When divorce becomes a reality for students, they may ask these questions:
- Why is God allowing this to happen?
- Was it my fault?
- Who is to blame?
- What will my future look like?
- Can I just run away?
- Can I fix this?
- How can I protect my siblings?
Students need to know that their suffering will be overcome. Hurt will not Win. Indeed, it has already lost.
As a youth leader, where do you begin your pursuit of these students? The loneliness caused by this feeling of abandonment is enough to cause them a pain they can’t put into words. What students do with that pain will reveal the source of their hope.
When students suffer, statistics tell us that they are more easily lured into the world’s solutions to the pain. “One in every ten Americans over age twelve is addicted to illicit drugs and/or alcohol. Another one-in-ten misuses prescription drugs. Others overeat or look at pornography or devote too much time to technology and entertainment as a way of numbing their pain. These solutions not only don’t work, they also leave a trail of brokenness we can all relate to. Jesus offers an answer to our pain that is far more complete.
Christian Worldview Key
When students are told their suffering will be overcome and hurt will not win, they can begin to explore how Jesus heals their hurts and gives them victory. Here are five things students can do right now to find healing:
- Dwell on God’s presence. Students need to be reminded that they are never alone in their suffering. Our ever-present God is right beside them to guide them and be their strength in times of trouble.

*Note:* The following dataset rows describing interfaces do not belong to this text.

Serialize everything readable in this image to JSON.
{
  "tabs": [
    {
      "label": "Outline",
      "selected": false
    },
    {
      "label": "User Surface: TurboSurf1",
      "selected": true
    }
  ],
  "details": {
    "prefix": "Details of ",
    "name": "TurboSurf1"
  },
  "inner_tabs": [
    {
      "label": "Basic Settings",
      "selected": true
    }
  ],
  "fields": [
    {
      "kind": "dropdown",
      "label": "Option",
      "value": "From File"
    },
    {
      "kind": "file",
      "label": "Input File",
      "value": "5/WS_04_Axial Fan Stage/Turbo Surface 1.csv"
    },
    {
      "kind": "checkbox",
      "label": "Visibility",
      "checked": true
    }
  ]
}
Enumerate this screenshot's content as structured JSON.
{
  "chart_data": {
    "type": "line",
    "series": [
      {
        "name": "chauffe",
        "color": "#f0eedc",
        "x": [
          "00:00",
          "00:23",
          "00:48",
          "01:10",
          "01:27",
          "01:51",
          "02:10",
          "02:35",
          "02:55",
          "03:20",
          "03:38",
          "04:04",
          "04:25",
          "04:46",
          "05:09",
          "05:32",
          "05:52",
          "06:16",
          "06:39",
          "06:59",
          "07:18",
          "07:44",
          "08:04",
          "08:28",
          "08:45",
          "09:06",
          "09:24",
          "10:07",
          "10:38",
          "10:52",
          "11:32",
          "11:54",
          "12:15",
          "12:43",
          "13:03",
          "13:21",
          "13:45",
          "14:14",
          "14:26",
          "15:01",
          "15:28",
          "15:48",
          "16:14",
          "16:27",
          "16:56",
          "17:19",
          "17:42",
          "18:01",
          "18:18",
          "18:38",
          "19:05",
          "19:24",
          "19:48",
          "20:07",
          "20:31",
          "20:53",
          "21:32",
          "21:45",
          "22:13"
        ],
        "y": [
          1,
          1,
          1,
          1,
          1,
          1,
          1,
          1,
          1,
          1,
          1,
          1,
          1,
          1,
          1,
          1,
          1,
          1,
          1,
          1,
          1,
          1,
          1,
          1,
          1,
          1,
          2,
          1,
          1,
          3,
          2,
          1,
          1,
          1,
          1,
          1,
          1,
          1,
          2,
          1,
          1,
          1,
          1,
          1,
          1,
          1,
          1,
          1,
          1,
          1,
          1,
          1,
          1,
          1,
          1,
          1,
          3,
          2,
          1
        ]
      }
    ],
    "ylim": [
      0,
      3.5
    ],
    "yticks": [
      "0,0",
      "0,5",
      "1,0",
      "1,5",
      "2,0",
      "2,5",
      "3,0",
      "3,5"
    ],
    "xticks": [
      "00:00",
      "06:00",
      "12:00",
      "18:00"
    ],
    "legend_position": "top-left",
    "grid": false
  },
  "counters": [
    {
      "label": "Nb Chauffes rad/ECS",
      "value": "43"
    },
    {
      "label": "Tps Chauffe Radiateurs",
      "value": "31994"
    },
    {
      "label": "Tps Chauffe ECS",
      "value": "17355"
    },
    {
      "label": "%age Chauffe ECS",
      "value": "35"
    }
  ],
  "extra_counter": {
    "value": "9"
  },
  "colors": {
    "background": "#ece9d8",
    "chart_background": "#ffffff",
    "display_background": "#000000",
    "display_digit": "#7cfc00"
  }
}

- Serve. Help students get outside their current suffering to see more than their own struggle. Encouraging students to be a blessing to another in need allows them to see a bigger truth, that they aren’t alone in this world.
- Reject fate. As Christians, our suffering draws us closer to our Savior. Even when students can’t see a positive ending within their suffering, help them trust that God has a plan, and they are free to surrender their suffering and walk in faithfulness.
- Accept the love of others. Show your students how to suffer in the context of community. Students need to feel included in the midst of suffering seasons. Create space for intentional community to support and encourage students who suffer.
- Look forward to a better day. Students can live differently from the culture. Remind students that the sufferings of this life will only last a season, because of Christ and the hope of glory.
Message for Students
Idea viruses seek to convince us that suffering is pointless and devoid of meaning. But knowing that God is with us in our suffering changes the whole story arc. Jesus is the answer to the dilemma of evil and suffering in this world. He is our hope in suffering, and because of him, our pain has meaning.
Jeff Myers, The Secret Battle of Ideas about God (Colorado Springs, Colorado, David C. Cook, 2017).
Portions of this section come from chapters 5 and 6.
- “The Trends Redefining Romance Today,” barna.com.
Kima Joy Taylor, quoted in “New Data Shows Millions of Americans with Alcohol and Drug Addiction Could Benefit from Health Care R,” Partnership for Drug-Free Kids, September 28, 2010.
Randy Alcorn, If God Is Good (The Crown Publishing Group, 2009), 449.